Whether you celebrated Punxsutawney Phil’s findings this year or not, it is likely that Nashville will face a bit more freezing weather. In preparation, the Department of General Services Division of Sustainability wishes to remind employees and residents about best practices for de-icing (the process of removing snow and/or ice from a surface). Safety is the most important consideration for de-icing and snow clearing efforts, but it is important to remember that de-icing materials impact more than the snow or ice they melt. How and when we use these materials is essential to the health of our environment.
The most effective de-icing agents have chemical formulas containing chloride and acetate. Salt (NaCl) is the most common. But others, such as magnesium chloride (MgCl2) and potassium acetate (CH3CO2K) are common examples too. Unfortunately, these extraordinary “melters” have negative effects on the environment. Some of these negative effects include preventing plants from absorbing moisture, leaching heavy metals, and creating algae blooms.

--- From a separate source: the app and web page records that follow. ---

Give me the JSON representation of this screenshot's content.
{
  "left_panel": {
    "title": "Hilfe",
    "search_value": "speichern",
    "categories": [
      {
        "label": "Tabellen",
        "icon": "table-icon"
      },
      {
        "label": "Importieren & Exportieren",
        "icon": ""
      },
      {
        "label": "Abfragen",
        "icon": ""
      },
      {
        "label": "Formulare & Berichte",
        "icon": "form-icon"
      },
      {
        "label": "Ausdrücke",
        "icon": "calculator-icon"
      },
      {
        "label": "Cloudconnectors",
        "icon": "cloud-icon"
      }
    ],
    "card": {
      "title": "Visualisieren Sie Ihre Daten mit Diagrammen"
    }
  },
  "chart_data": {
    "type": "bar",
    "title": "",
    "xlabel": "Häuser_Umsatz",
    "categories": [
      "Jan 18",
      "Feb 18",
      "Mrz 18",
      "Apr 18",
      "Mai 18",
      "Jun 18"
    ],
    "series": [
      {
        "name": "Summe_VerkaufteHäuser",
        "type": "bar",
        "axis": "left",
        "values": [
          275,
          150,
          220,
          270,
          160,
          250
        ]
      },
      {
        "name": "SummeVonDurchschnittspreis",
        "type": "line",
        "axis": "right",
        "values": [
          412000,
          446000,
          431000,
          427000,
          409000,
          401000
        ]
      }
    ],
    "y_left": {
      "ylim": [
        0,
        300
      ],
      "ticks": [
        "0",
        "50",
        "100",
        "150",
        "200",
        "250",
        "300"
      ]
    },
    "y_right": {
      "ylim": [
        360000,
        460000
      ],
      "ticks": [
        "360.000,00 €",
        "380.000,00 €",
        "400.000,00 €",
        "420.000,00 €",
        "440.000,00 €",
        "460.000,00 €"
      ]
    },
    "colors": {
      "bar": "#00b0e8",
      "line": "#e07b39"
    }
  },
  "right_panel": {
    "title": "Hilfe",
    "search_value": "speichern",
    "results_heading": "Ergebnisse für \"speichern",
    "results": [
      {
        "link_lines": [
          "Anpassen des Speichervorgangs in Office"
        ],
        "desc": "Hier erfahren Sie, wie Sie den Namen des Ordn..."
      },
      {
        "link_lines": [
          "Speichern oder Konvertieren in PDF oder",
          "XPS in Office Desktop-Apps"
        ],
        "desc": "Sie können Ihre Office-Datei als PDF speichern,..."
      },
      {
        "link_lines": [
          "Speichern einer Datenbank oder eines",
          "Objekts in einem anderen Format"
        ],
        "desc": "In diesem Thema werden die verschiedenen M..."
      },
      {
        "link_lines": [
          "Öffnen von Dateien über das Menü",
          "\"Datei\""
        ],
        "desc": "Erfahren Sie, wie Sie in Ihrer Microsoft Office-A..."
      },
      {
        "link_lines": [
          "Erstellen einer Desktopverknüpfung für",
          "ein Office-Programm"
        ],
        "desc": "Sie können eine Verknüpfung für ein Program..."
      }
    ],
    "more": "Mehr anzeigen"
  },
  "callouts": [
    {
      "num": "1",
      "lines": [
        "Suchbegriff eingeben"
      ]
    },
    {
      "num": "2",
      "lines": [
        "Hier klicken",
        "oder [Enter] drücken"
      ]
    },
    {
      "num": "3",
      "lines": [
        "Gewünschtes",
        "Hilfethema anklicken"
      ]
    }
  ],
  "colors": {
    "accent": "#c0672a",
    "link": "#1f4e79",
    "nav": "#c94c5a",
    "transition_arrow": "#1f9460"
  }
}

Although researchers continue to pursue a completely safe alternative to those formulas containing chloride and acetate, none yet exists. Brands that advertise eco-friendly products often still contain large proportions of chloride or acetate; or, these brands are not effective at temperatures below freezing!
So what CAN you do?
1. Wear Proper Shoes
Boots with a solid toe and bottom tread will help increase your grip on icy surfaces.
2. Shovel First
Shovel snow early and often; then decide whether to use a de-icing agent. If you must use a de-icer, your shoveling will not have been in vain. De-icers work best on thin layers of precipitation.
3. Don’t Over-apply
Use just enough. A general rule is 2 lbs. of de-icer for every 500 sq. ft. One pound of de-icer is approximately one heaping 12 oz. coffee mug.
4. Place Carefully
Apply materials only where needed and keep de-icing materials away from plants and foliage.
5. Clean up and Reuse
Sweep up left over salt and store it properly for reuse. This saves money and keeps unused product from washing into streams and rivers, where it can negatively impact the aquatic ecosystem.
Material for this blog was compiled from the Cary Institute of Ecosystem Studies’ 2010 report, Road Salt: Moving Toward the Solution. Follow the link to the report below for further reading: http://www.caryinstitute.org/sites/default/files/public/reprints/report_road_salt_2010.pdf
Blog author, Mr. Jake Rachels, is an intern with the Division of Sustainability.